**WORK TO BE COMPLETED**
The count of lines below that include the string "alcançar" is the whole answer; write it alone.

Dataset rows for apps and sites
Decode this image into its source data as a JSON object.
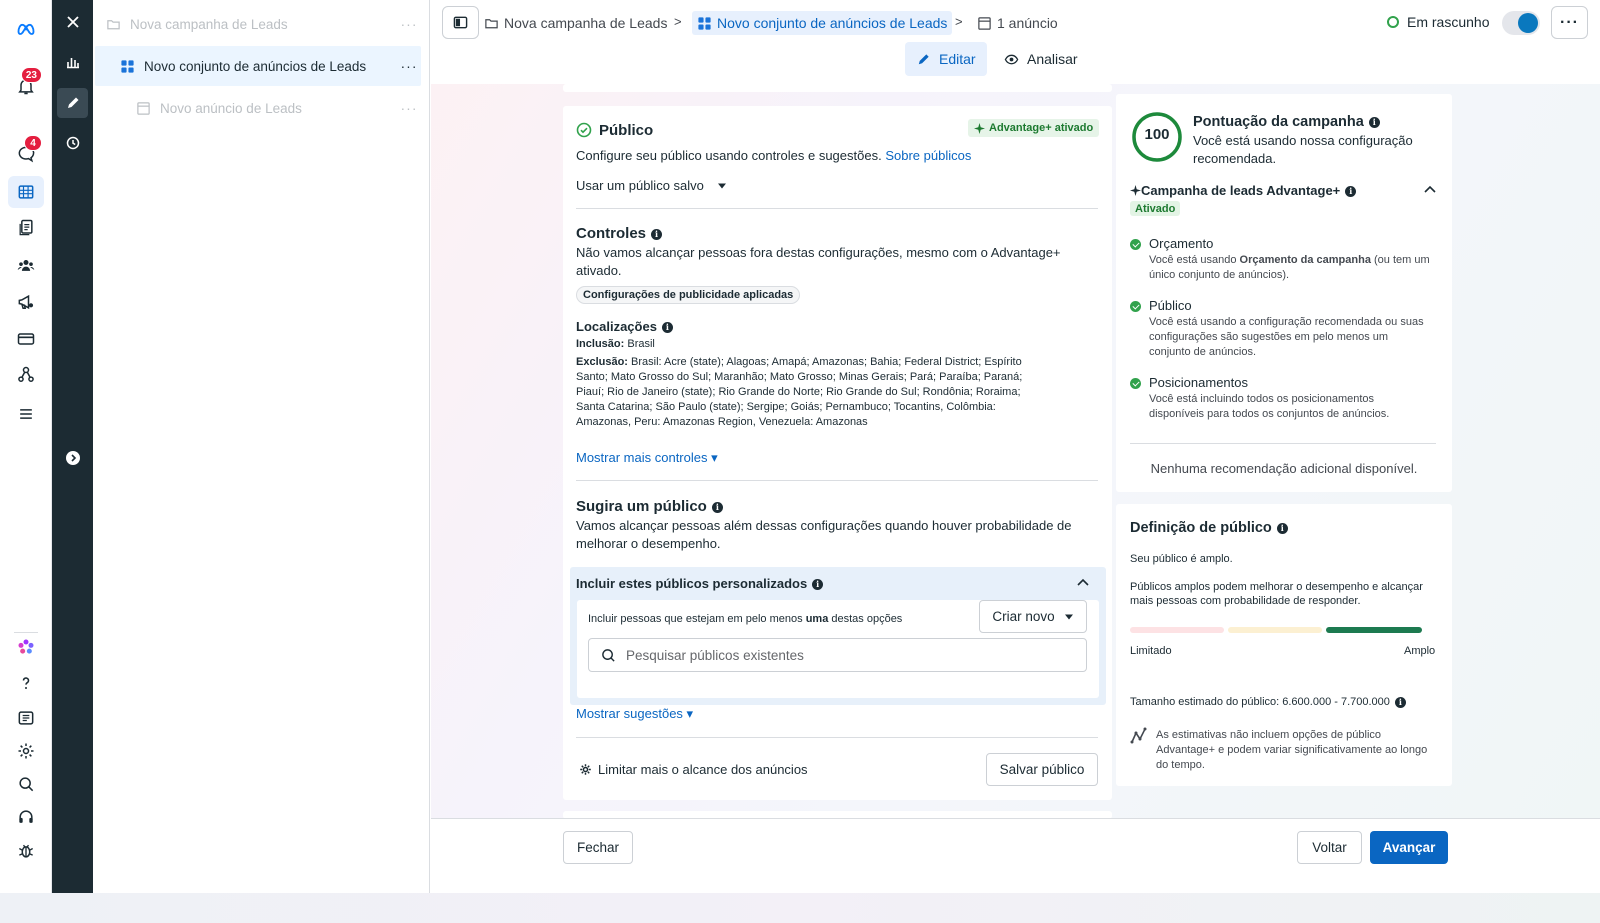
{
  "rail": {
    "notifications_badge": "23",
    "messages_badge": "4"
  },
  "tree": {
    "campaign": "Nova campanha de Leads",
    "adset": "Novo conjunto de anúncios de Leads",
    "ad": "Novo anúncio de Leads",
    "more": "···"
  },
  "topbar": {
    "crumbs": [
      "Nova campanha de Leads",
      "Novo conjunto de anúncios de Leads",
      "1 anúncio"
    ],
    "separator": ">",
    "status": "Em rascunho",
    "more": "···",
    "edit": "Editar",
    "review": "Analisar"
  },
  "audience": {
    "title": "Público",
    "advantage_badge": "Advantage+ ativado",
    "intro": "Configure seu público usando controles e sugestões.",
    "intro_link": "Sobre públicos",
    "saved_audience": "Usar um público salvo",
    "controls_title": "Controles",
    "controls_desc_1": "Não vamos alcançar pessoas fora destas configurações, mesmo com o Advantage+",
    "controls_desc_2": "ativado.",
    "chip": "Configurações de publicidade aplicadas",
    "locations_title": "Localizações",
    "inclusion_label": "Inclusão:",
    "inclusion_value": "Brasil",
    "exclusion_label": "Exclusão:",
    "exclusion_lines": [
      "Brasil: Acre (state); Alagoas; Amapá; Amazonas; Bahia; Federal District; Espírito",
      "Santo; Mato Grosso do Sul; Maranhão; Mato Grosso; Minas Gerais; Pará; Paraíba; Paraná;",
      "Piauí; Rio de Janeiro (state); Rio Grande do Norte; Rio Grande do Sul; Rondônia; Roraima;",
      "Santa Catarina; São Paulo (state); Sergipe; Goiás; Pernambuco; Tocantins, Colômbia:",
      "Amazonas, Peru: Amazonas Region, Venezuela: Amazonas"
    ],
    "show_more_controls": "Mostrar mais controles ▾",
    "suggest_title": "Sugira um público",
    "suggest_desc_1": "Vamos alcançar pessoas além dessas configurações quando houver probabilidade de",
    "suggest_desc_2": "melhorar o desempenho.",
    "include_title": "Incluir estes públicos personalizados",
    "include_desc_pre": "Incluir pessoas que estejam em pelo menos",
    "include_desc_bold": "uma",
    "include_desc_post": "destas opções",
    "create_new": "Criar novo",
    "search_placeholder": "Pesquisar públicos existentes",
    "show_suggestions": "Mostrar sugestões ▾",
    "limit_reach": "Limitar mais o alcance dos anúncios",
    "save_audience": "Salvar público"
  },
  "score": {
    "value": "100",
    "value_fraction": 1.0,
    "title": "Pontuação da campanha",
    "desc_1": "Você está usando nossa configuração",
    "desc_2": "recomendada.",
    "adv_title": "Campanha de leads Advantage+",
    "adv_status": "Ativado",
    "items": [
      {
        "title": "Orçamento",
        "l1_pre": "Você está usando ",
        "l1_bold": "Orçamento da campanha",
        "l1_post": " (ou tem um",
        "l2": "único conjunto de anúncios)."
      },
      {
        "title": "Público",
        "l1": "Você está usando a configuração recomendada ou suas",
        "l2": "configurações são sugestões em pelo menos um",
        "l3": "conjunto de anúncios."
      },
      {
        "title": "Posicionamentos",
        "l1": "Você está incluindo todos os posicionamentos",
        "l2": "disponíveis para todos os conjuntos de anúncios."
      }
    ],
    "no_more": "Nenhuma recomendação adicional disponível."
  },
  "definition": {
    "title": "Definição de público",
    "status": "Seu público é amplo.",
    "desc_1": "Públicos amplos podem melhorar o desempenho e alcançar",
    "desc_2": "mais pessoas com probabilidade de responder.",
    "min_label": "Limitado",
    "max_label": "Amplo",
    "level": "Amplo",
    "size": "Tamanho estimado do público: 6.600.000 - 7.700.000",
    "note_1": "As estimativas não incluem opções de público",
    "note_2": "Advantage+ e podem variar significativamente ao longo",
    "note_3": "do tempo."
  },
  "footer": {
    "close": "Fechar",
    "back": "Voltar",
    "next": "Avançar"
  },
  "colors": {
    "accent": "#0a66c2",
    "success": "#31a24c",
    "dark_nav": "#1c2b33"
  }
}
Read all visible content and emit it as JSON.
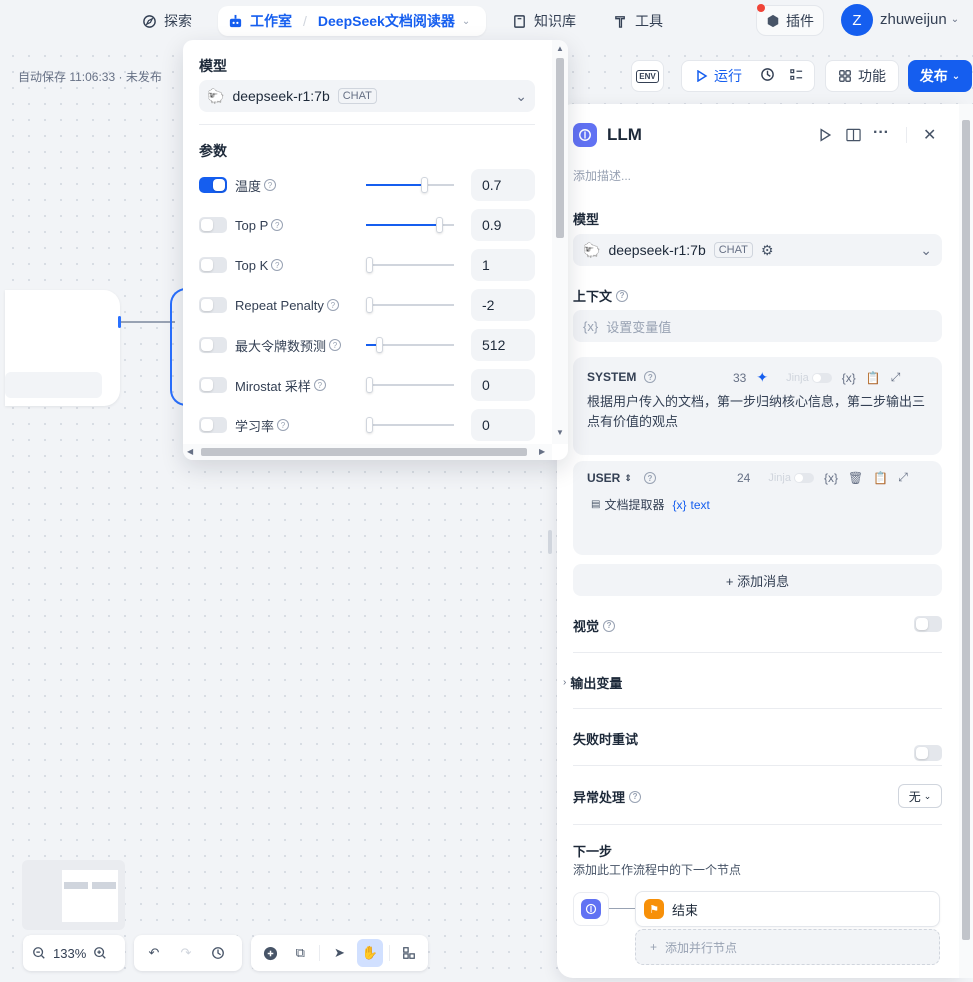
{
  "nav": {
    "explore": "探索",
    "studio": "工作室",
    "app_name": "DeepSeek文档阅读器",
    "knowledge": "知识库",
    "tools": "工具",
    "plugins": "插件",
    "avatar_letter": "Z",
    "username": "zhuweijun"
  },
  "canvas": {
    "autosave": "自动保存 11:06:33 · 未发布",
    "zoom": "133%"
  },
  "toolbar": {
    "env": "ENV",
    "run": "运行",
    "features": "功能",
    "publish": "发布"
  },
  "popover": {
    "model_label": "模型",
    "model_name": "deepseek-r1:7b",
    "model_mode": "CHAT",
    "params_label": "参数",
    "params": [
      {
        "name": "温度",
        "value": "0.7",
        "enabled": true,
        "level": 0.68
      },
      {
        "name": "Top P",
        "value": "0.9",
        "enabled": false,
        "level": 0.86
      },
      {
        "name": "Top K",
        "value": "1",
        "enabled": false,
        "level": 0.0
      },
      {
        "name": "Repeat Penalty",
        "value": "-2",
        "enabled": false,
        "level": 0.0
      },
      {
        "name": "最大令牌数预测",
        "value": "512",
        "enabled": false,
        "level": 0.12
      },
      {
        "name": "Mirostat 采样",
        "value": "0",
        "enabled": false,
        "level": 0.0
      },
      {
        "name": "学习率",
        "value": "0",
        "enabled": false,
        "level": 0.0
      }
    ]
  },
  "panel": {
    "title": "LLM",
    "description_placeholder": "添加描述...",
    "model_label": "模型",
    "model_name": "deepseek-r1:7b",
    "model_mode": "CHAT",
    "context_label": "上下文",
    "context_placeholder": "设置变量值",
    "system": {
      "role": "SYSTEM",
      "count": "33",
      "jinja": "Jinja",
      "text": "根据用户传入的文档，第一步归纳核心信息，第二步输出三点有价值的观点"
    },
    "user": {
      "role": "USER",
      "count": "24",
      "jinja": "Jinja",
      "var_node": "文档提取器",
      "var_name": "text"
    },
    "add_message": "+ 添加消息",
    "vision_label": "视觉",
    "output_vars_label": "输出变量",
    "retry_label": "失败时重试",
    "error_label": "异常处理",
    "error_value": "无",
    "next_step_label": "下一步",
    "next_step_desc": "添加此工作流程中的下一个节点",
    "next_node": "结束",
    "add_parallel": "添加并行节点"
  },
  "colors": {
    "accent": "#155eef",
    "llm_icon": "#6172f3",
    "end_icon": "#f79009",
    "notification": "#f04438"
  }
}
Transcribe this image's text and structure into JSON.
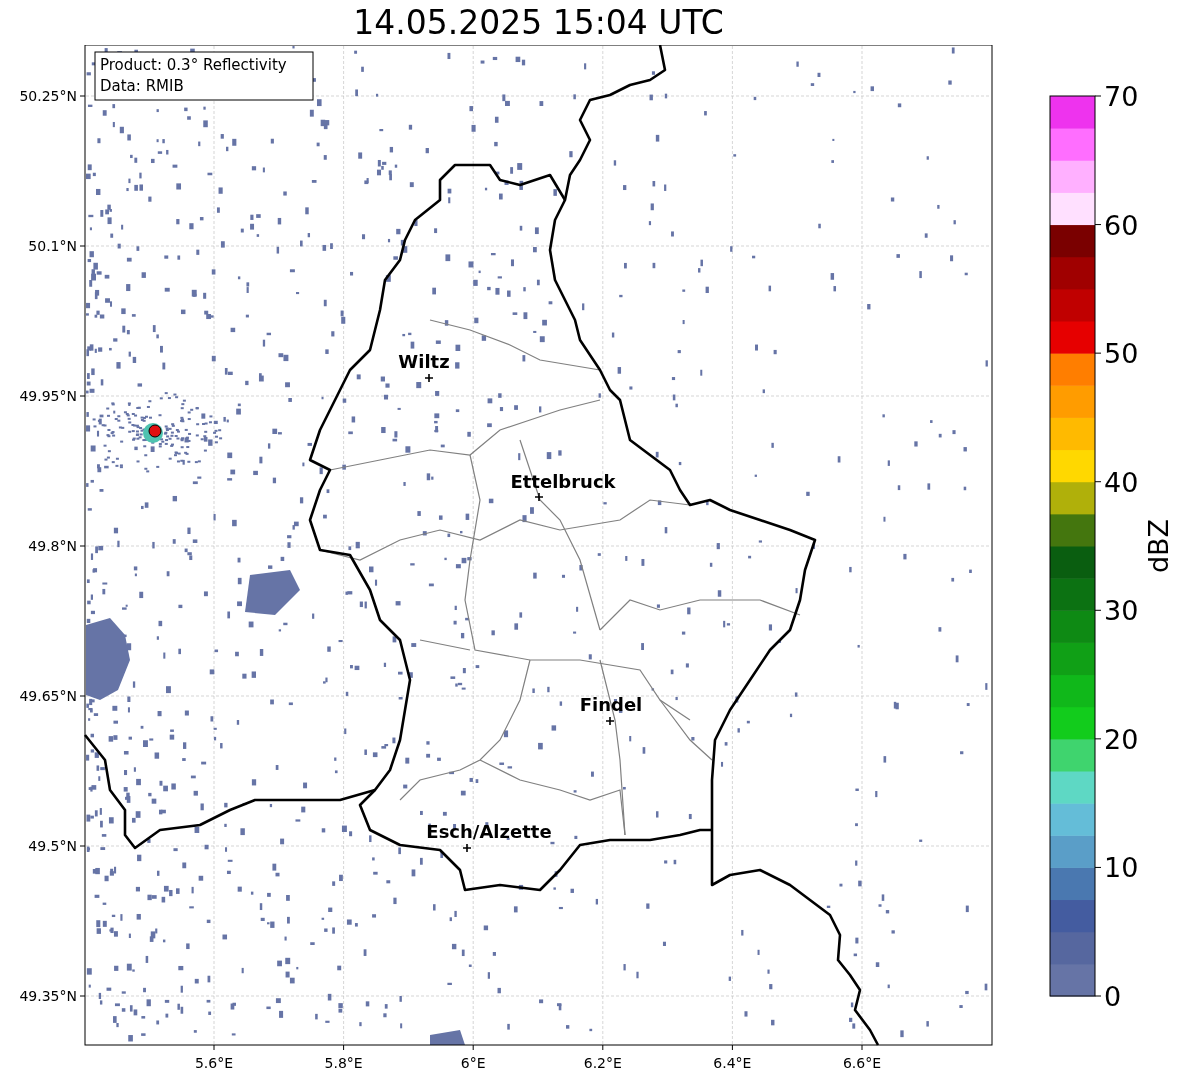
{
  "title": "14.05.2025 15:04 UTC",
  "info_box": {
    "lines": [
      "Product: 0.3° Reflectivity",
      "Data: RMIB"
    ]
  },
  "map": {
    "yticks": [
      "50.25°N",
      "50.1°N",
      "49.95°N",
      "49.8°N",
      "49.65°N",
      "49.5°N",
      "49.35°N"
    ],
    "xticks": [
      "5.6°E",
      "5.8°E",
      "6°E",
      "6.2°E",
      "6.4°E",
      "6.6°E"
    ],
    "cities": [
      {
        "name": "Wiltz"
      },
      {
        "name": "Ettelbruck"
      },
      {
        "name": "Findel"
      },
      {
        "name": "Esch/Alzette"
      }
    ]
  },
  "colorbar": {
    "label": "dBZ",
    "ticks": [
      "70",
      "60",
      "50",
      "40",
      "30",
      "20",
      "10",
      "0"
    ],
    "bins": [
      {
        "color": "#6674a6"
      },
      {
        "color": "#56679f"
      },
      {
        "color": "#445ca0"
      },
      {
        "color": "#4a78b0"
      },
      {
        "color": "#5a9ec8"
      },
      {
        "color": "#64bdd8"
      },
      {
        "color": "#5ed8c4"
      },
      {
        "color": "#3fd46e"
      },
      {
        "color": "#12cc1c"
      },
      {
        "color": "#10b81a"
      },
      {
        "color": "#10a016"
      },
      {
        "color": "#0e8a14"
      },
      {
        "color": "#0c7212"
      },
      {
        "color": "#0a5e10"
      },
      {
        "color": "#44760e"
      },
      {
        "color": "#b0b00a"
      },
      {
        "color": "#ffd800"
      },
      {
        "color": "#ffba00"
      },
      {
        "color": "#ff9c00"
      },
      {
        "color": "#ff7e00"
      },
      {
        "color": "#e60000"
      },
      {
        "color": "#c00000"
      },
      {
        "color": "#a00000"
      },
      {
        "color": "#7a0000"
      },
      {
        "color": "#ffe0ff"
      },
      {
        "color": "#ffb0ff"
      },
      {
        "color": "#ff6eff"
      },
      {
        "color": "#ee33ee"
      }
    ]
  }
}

**TASK OUTPUT**
3